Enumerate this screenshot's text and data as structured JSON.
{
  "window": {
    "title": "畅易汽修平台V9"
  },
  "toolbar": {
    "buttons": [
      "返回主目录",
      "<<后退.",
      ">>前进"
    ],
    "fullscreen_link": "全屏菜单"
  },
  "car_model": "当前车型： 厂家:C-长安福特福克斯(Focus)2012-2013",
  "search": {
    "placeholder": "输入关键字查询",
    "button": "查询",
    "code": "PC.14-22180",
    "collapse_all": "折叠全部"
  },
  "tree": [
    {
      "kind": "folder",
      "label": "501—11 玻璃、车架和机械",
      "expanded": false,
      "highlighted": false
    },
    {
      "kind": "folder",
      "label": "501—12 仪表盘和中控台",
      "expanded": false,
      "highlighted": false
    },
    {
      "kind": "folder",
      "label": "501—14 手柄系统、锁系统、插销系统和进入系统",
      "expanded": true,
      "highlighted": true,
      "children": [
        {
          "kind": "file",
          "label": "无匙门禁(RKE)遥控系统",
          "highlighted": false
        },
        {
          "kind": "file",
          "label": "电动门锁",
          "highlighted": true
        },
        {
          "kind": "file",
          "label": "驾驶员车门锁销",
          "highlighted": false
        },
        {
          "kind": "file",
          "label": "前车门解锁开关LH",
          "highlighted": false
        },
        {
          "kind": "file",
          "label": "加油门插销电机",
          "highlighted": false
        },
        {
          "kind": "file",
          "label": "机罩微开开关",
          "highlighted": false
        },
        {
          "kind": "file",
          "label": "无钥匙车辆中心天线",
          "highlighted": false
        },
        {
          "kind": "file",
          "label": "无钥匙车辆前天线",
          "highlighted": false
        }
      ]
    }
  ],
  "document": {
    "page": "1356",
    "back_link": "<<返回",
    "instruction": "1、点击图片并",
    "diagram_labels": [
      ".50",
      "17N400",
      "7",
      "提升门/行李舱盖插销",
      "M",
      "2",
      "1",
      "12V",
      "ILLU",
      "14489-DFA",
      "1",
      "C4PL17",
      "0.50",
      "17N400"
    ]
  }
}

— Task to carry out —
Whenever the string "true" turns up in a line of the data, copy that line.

— Written reply —
      "expanded": true,
      "highlighted": true,
          "highlighted": true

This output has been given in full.